In ten years, physical media should still be popular, and Hastings will have ample time to restructure and diversify its offering. With free cash flow of 15MM or so last year, a $47MM price tag is a great bargain. Hastings is buying back stock at half (47%) of tangible book value which is accretive for shareholders if Hastings can stay nimble and focused -- $7MM of repurchases could erase 1.3MM shares at these prices, which would make the current price of $5.3 translate to a $39.75MM market cap, or one times EBITDA and 39% of tangible book value. In other words, share buybacks at Hastings are creating $1 of book value for every $.50 cents invested at current prices if you believe in the company's cash flow and shareholder equity statements, which I do. has substantial potential and as a shareholder I would be happy to see more cash flow directed to the website in the future -- eyeballs mean profits for a company like Hastings.

In short, I feel this industry is moving to streaming at a much slower pace than analysts realize – living in New York, your choice for home entertainment is either Redbox or Netflix, but in many smaller towns across the country mom and pop stores could last much longer than anyone previosly anticipated, which is good for the studios as they can keep their higher margin Blu Ray product growing at a pace that is fast enough to offset the overall decline in packaged home entertainment.

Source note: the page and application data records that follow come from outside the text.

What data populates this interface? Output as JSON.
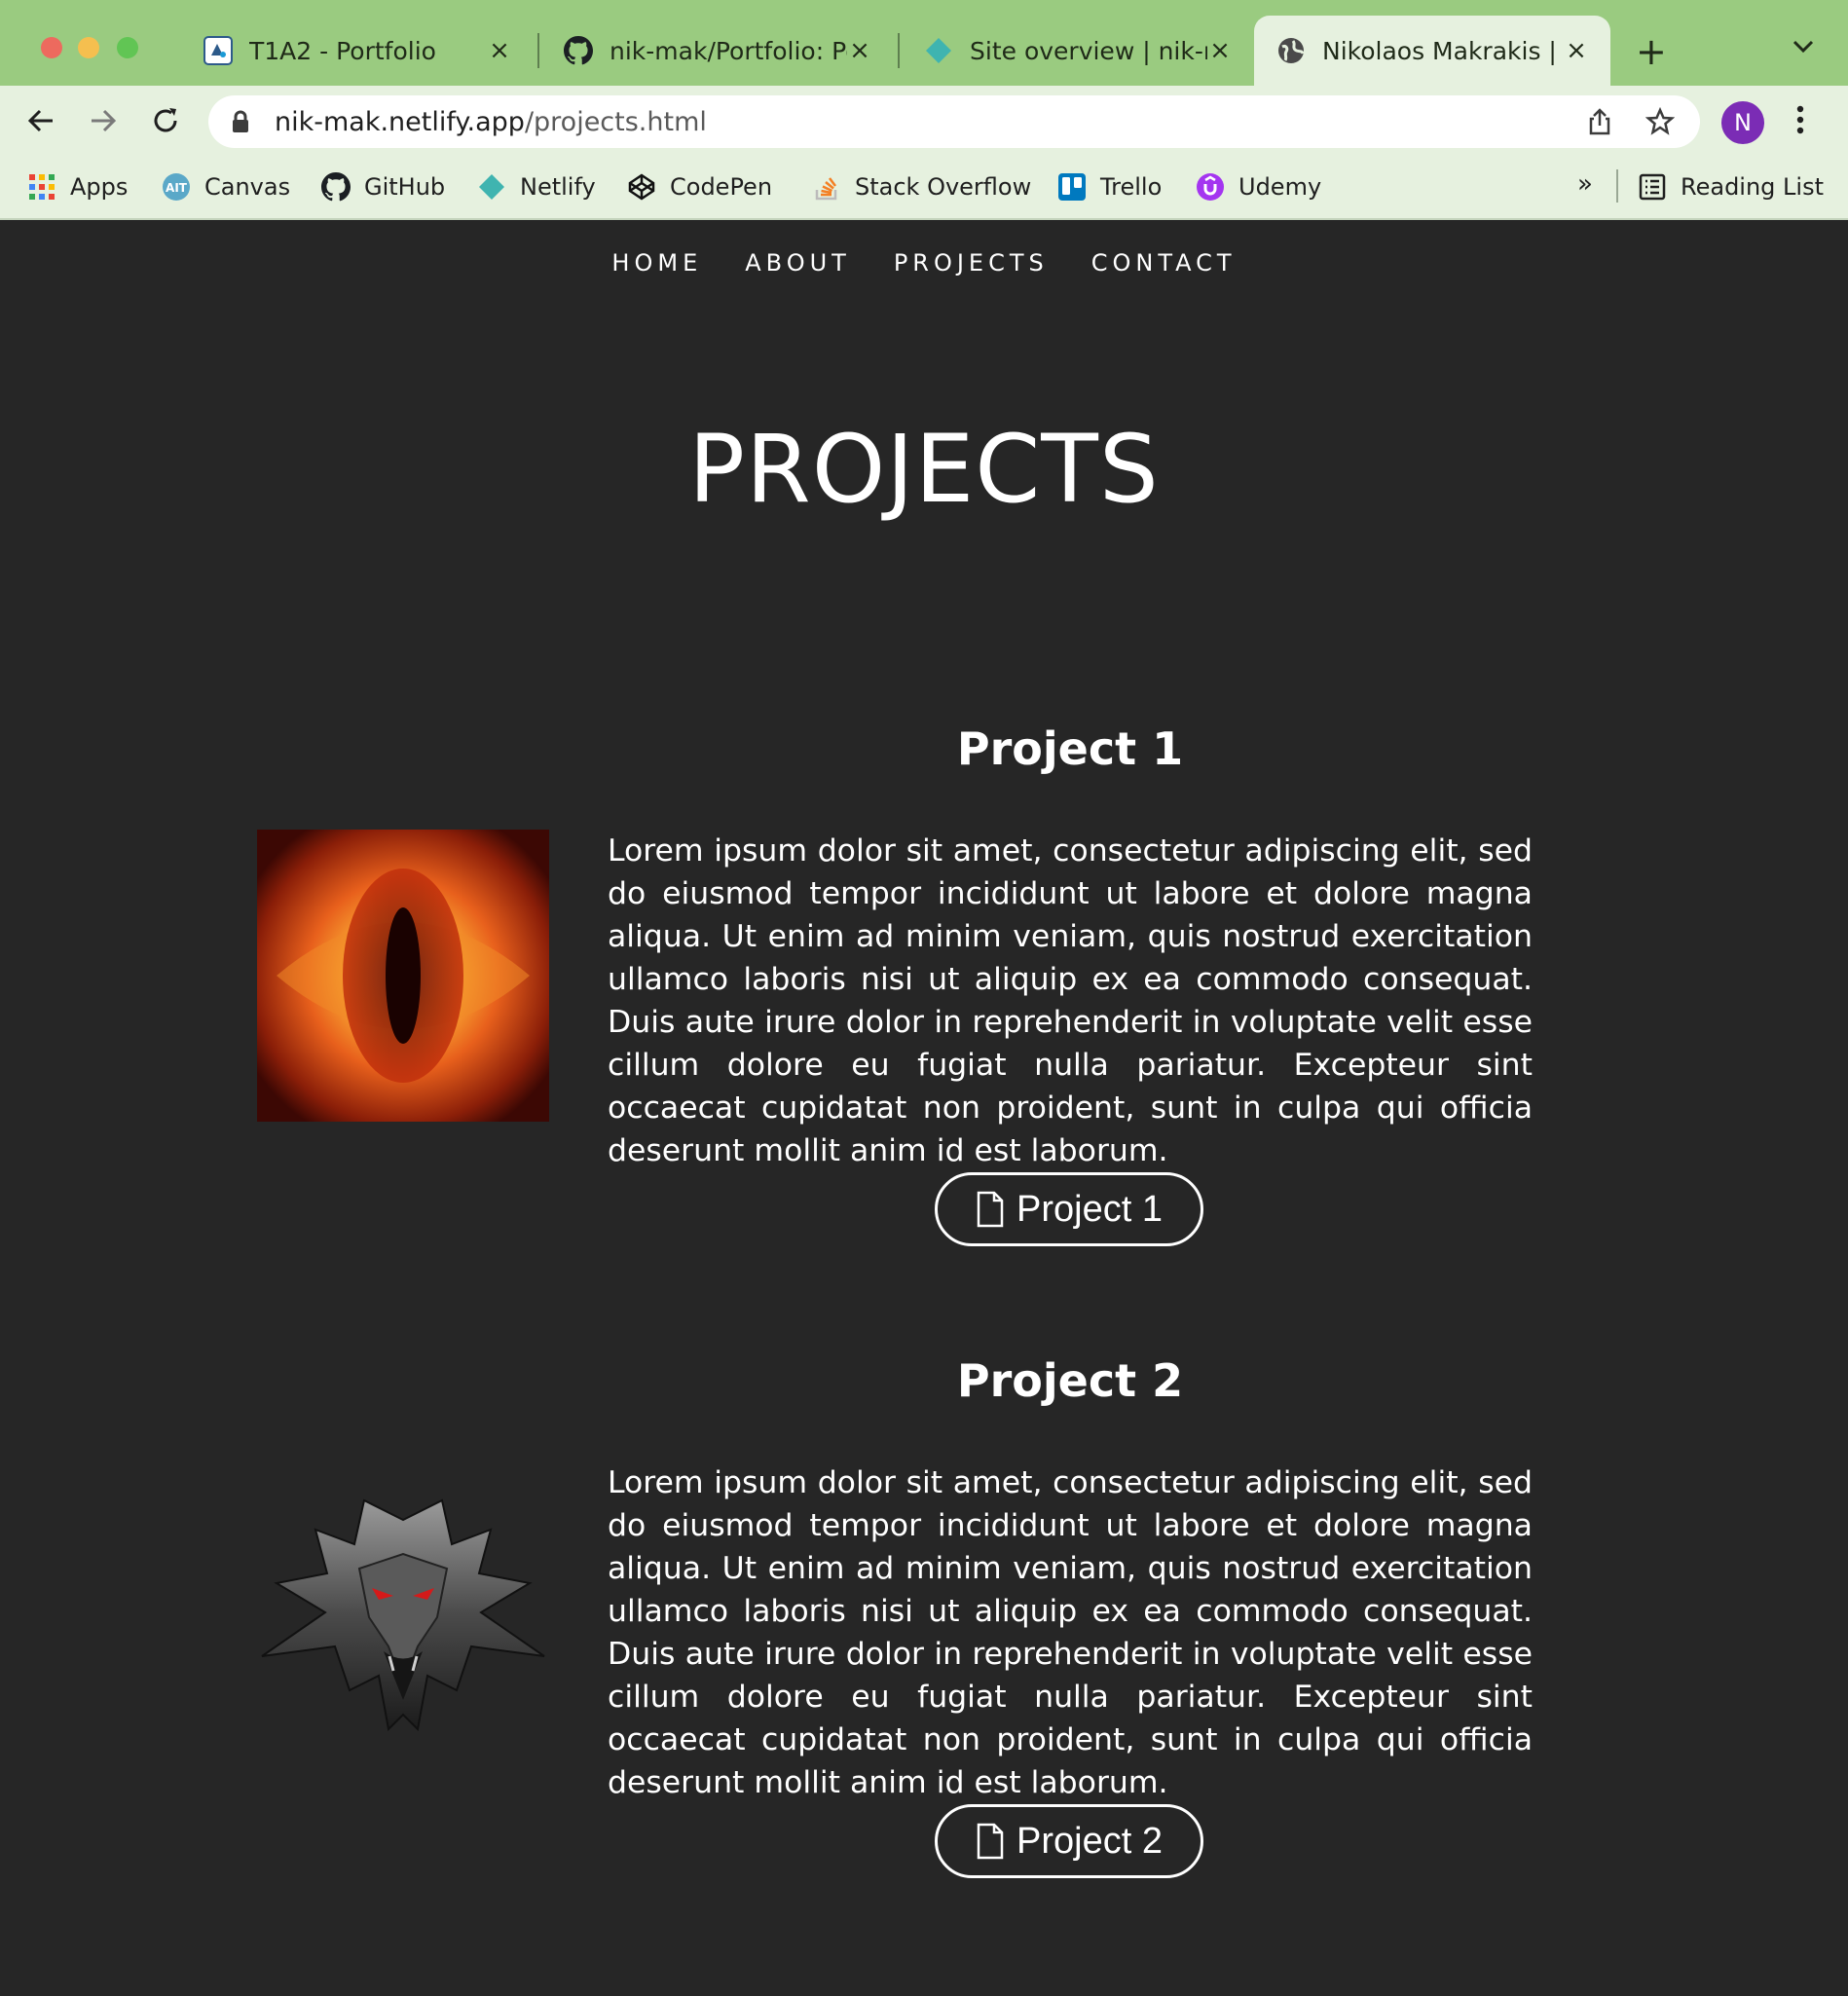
{
  "browser": {
    "tabs": [
      {
        "title": "T1A2 - Portfolio",
        "icon": "canvas-favicon"
      },
      {
        "title": "nik-mak/Portfolio: Po",
        "icon": "github-favicon"
      },
      {
        "title": "Site overview | nik-m",
        "icon": "netlify-favicon"
      },
      {
        "title": "Nikolaos Makrakis | P",
        "icon": "globe-favicon",
        "active": true
      }
    ],
    "url_host": "nik-mak.netlify.app",
    "url_path": "/projects.html",
    "profile_initial": "N",
    "bookmarks": [
      {
        "label": "Apps",
        "icon": "apps-grid-icon"
      },
      {
        "label": "Canvas",
        "icon": "canvas-icon"
      },
      {
        "label": "GitHub",
        "icon": "github-icon"
      },
      {
        "label": "Netlify",
        "icon": "netlify-icon"
      },
      {
        "label": "CodePen",
        "icon": "codepen-icon"
      },
      {
        "label": "Stack Overflow",
        "icon": "stackoverflow-icon"
      },
      {
        "label": "Trello",
        "icon": "trello-icon"
      },
      {
        "label": "Udemy",
        "icon": "udemy-icon"
      }
    ],
    "bookmarks_overflow": "»",
    "reading_list": "Reading List"
  },
  "nav": {
    "items": [
      "HOME",
      "ABOUT",
      "PROJECTS",
      "CONTACT"
    ]
  },
  "page_title": "PROJECTS",
  "projects": [
    {
      "title": "Project 1",
      "image": "eye-of-sauron",
      "text": "Lorem ipsum dolor sit amet, consectetur adipiscing elit, sed do eiusmod tempor incididunt ut labore et dolore magna aliqua. Ut enim ad minim veniam, quis nostrud exercitation ullamco laboris nisi ut aliquip ex ea commodo consequat. Duis aute irure dolor in reprehenderit in voluptate velit esse cillum dolore eu fugiat nulla pariatur. Excepteur sint occaecat cupidatat non proident, sunt in culpa qui officia deserunt mollit anim id est laborum.",
      "button": "Project 1"
    },
    {
      "title": "Project 2",
      "image": "witcher-wolf-medallion",
      "text": "Lorem ipsum dolor sit amet, consectetur adipiscing elit, sed do eiusmod tempor incididunt ut labore et dolore magna aliqua. Ut enim ad minim veniam, quis nostrud exercitation ullamco laboris nisi ut aliquip ex ea commodo consequat. Duis aute irure dolor in reprehenderit in voluptate velit esse cillum dolore eu fugiat nulla pariatur. Excepteur sint occaecat cupidatat non proident, sunt in culpa qui officia deserunt mollit anim id est laborum.",
      "button": "Project 2"
    }
  ],
  "colors": {
    "tab_strip": "#9acb80",
    "toolbar": "#e6f1df",
    "page_bg": "#262626",
    "text": "#ffffff",
    "avatar": "#7b2cb5"
  }
}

Clearly, the industry is in flux, so make sure to employ a rigorous due diligence process before investing in this space.

Chart forHastings Entertainment Inc. (<a href='' title='Hastings Entertainment, Inc.'>HAST</a>)

Disclosure: I am long HAST, BBY.

Additional disclosure: short NFLX calls/puts